Foreign Joes are cool. There is no denying that. Owning a piece of Joedom that was only part of the childhood of kids in completely different continents with different languages is a great way to grow a collection. But, foreign Joes have some issues. They are not easy to find. They are expensive. And, they are very brittle and prone to breakage. As such, there was a vocal minority who clamored for remakes of foreign Joes so they wouldn't have to spend the effort to get the originals. In general, I'm all for incorporating foreign characters into the American Joe line. However, my feeling is that if you're going to do it, make the new figure a definitive upgrade. Sadly, in the case of the first foreign character to really join the Joe line, this was not case. Instead of thinking of a new take on the classic Cobra Mortal, Master Collector took the coward's way out and produced a figure that was nothing but the vintage Cobra Mortal with swivel arms. A chance to do something truly creative was lost and collectors were left with a figure that is outdated and highly derivative.
The Cobra Mortal as a character would have been a disaster had it been released in the U.S. Collectors would largely ignore a chrome and red Snake Eyes figures had it been produced during the 1983 - 1984 timeline. Because the Mortal was exclusive to Argentina, and extremely rare, though, collectors have warmed to it. As such, the figure gained popularity that the mold, in and of itself, probably doesn't warrant.
The Cobra Mortal was first released in Argentina is the ultra rare 2nd series of figures. This wave included 6 figures, all of whom were exclusive repaints/characters to the Plastirama line. The wave included Redmack, Glenda, Manleh, Shimik, Topson and the Cobra Mortal. Why Plastirama produced a full wave of exclusive figures and why they were so limited are lost to history. But, they did and the resulting figures are among the rarest in the history of worldwide Joe releases. Few carded samples exist of this series, with some figures not existing MOC at all. So, there was definitely something amiss with the whole wave. The figures, as such, have taken on an aftermarket mystique and most collectors are aware of them, even if they have never seen the figures in person.
This figure is a straight repaint of the vintage, swivel arm Snake Eyes with the 1986 Roadblock waist. As a mold, it is not interesting as we've seen it dozens of times. The paint job, though, is interesting. The figure has many, intricate paint details. But, the true value of the figure is the vac metal coating.
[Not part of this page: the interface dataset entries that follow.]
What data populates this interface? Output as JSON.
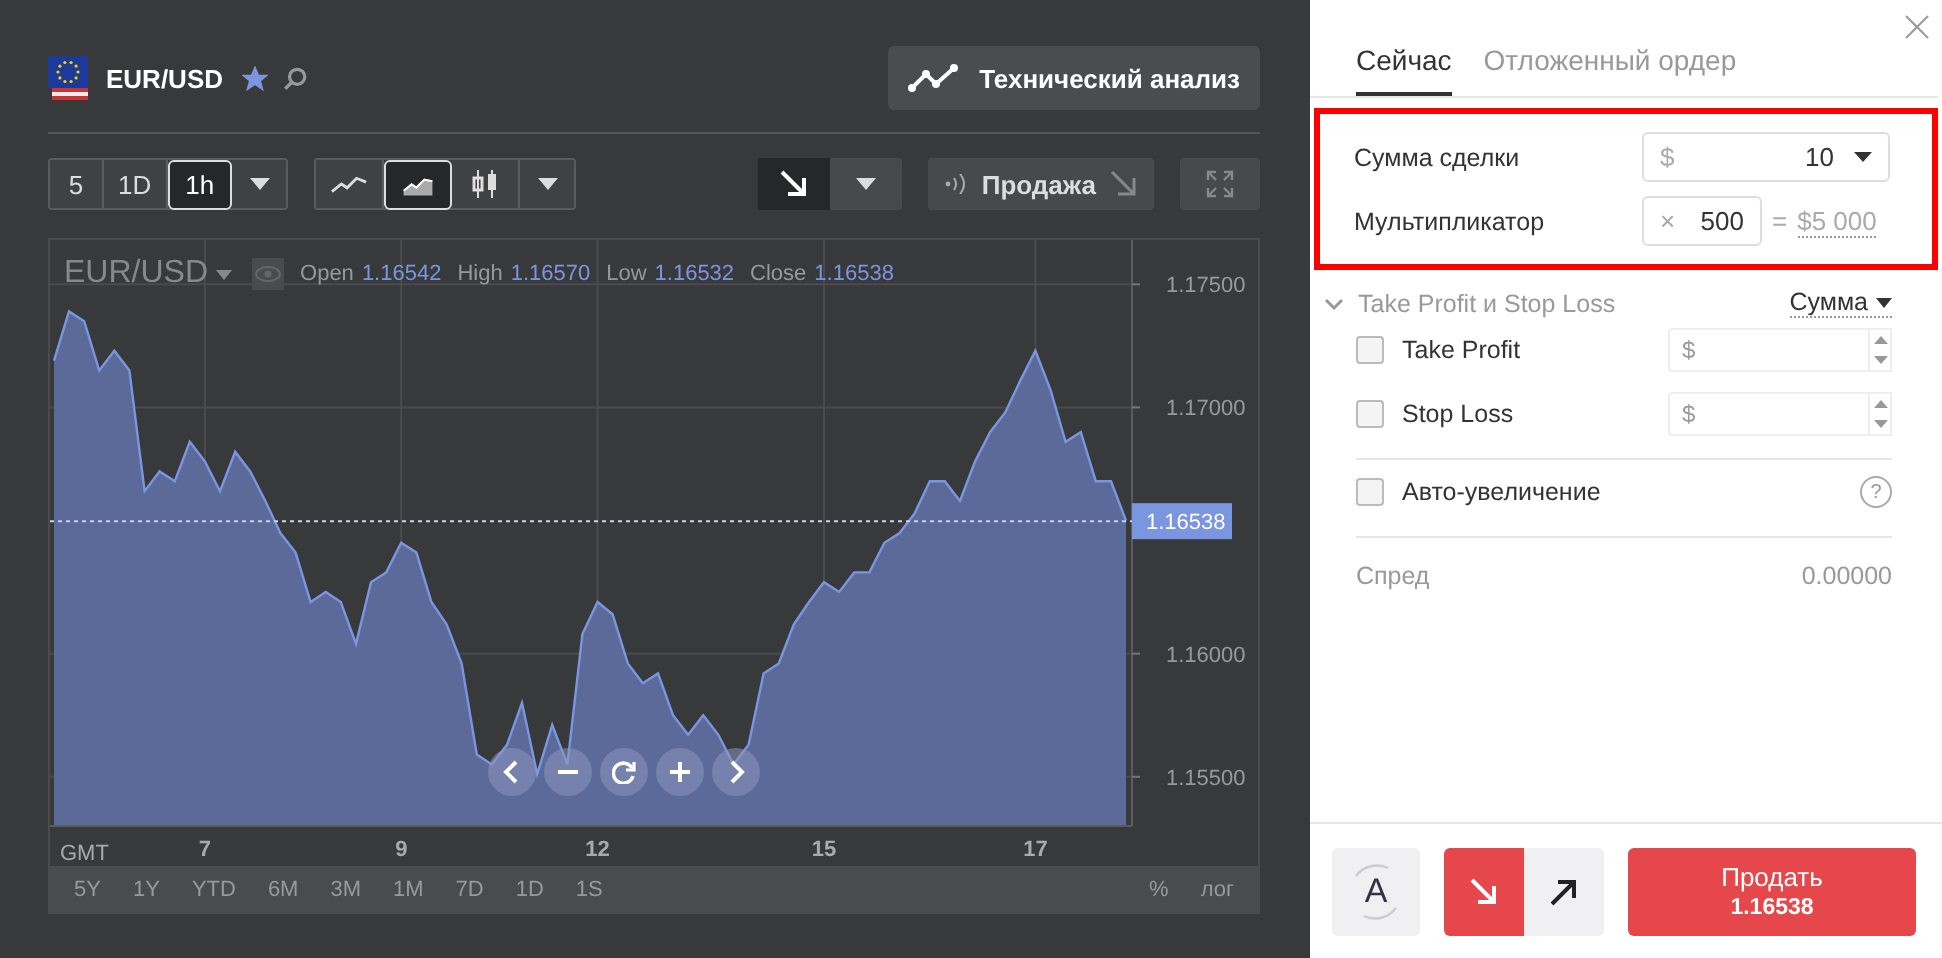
{
  "symbol": {
    "name": "EUR/USD",
    "favorite": true
  },
  "analysis_button": "Технический анализ",
  "intervals": [
    {
      "label": "5",
      "selected": false
    },
    {
      "label": "1D",
      "selected": false
    },
    {
      "label": "1h",
      "selected": true
    }
  ],
  "chart_types": [
    {
      "kind": "line",
      "selected": false
    },
    {
      "kind": "area",
      "selected": true
    },
    {
      "kind": "candles",
      "selected": false
    }
  ],
  "sell_button": "Продажа",
  "chart": {
    "legend": {
      "fields": [
        {
          "label": "Open",
          "value": "1.16542"
        },
        {
          "label": "High",
          "value": "1.16570"
        },
        {
          "label": "Low",
          "value": "1.16532"
        },
        {
          "label": "Close",
          "value": "1.16538"
        }
      ]
    },
    "timezone": "GMT",
    "chart_data": {
      "type": "area",
      "grid": true,
      "ref_lines": [
        {
          "axis": "y",
          "value": 1.16538,
          "label": "1.16538"
        }
      ],
      "categories": [
        null,
        null,
        null,
        null,
        null,
        null,
        null,
        null,
        null,
        null,
        "7",
        null,
        null,
        null,
        null,
        null,
        null,
        null,
        null,
        null,
        null,
        null,
        null,
        "9",
        null,
        null,
        null,
        null,
        null,
        null,
        null,
        null,
        null,
        null,
        null,
        null,
        "12",
        null,
        null,
        null,
        null,
        null,
        null,
        null,
        null,
        null,
        null,
        null,
        null,
        null,
        null,
        "15",
        null,
        null,
        null,
        null,
        null,
        null,
        null,
        null,
        null,
        null,
        null,
        null,
        null,
        "17",
        null,
        null,
        null,
        null,
        null,
        null
      ],
      "series": [
        {
          "name": "EUR/USD",
          "color": "#7b96e0",
          "values": [
            1.1719,
            1.1739,
            1.1735,
            1.1715,
            1.1723,
            1.1715,
            1.1666,
            1.1674,
            1.167,
            1.1686,
            1.1678,
            1.1666,
            1.1682,
            1.1674,
            1.1662,
            1.1649,
            1.1641,
            1.1621,
            1.1625,
            1.1621,
            1.1604,
            1.1629,
            1.1633,
            1.1645,
            1.1641,
            1.1621,
            1.1612,
            1.1596,
            1.1559,
            1.1555,
            1.1563,
            1.158,
            1.1551,
            1.1571,
            1.1555,
            1.1608,
            1.1621,
            1.1616,
            1.1596,
            1.1588,
            1.1592,
            1.1575,
            1.1567,
            1.1575,
            1.1567,
            1.1555,
            1.1563,
            1.1592,
            1.1596,
            1.1612,
            1.1621,
            1.1629,
            1.1625,
            1.1633,
            1.1633,
            1.1645,
            1.1649,
            1.1657,
            1.167,
            1.167,
            1.1662,
            1.1678,
            1.169,
            1.1698,
            1.1711,
            1.1723,
            1.1707,
            1.1686,
            1.169,
            1.167,
            1.167,
            1.1654
          ]
        }
      ],
      "ylim": [
        1.153,
        1.1768
      ],
      "yticks": [
        {
          "value": 1.155,
          "label": "1.15500"
        },
        {
          "value": 1.16,
          "label": "1.16000"
        },
        {
          "value": 1.17,
          "label": "1.17000"
        },
        {
          "value": 1.175,
          "label": "1.17500"
        }
      ]
    }
  },
  "ranges": [
    "5Y",
    "1Y",
    "YTD",
    "6M",
    "3M",
    "1M",
    "7D",
    "1D",
    "1S"
  ],
  "scale_options": [
    "%",
    "лог"
  ],
  "order_panel": {
    "tabs": [
      {
        "label": "Сейчас",
        "selected": true
      },
      {
        "label": "Отложенный ордер",
        "selected": false
      }
    ],
    "amount": {
      "label": "Сумма сделки",
      "currency": "$",
      "value": "10"
    },
    "multiplier": {
      "label": "Мультипликатор",
      "prefix": "×",
      "value": "500",
      "equals": "=",
      "total": "$5 000"
    },
    "tp_sl": {
      "label": "Take Profit и Stop Loss",
      "expanded": true,
      "mode": "Сумма",
      "rows": [
        {
          "label": "Take Profit",
          "checked": false,
          "placeholder": "$"
        },
        {
          "label": "Stop Loss",
          "checked": false,
          "placeholder": "$"
        }
      ]
    },
    "auto_increase": {
      "label": "Авто-увеличение",
      "checked": false,
      "help": "?"
    },
    "spread": {
      "label": "Спред",
      "value": "0.00000"
    },
    "auto_button": "A",
    "directions": [
      {
        "kind": "sell",
        "selected": true
      },
      {
        "kind": "buy",
        "selected": false
      }
    ],
    "submit": {
      "label": "Продать",
      "price": "1.16538"
    }
  }
}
This shiny addition to the mold makes the figure stand out. It was a nice expense to be offered for the figure. (It also caused the Mortal to be cast in harder plastic as the soft plastic that was common to the era would not hold the plating.) Visually, the Mortal is interesting. But, collecting wise, he still falls flat. Had a later Snake Eyes mold been used, the figure would have been much more exciting. This figure simply feels derivative and stale.
Prior to the 2006 convention, collectors were "pre-selling" Cobra Mortals for $75 each. After the convention, that seemed to be the going price...for a while. In short time, collectors tired of the Mortal and prices fell precipitously. For a few years, it was possible to get a mint and complete Cobra Mortal for under $30. As dealers didn't want to take that kind of hit on an item that they had speculated on at higher prices, the number of Mortals for sale has declined. You can easily find dealers offering the figure for $65-$75 for a figure. But, those rarely sell. Offered to the market, Mortals tend to break $40 these days, but not much more. They are, far and away, the most expensive 2006 convention set figure. But, they aren't worth what many dealers want them to be. As such patience can yield a Mortal for decent prices. But, even at $30-$40, this figure is a stretch. It is cool to have a chrome Cobra who can stand among the 1983/1984 Cobras. But, it's not $40 cool. As an oddity the Mortal is interesting. But, as an essential figure, the Mortal falls quite short.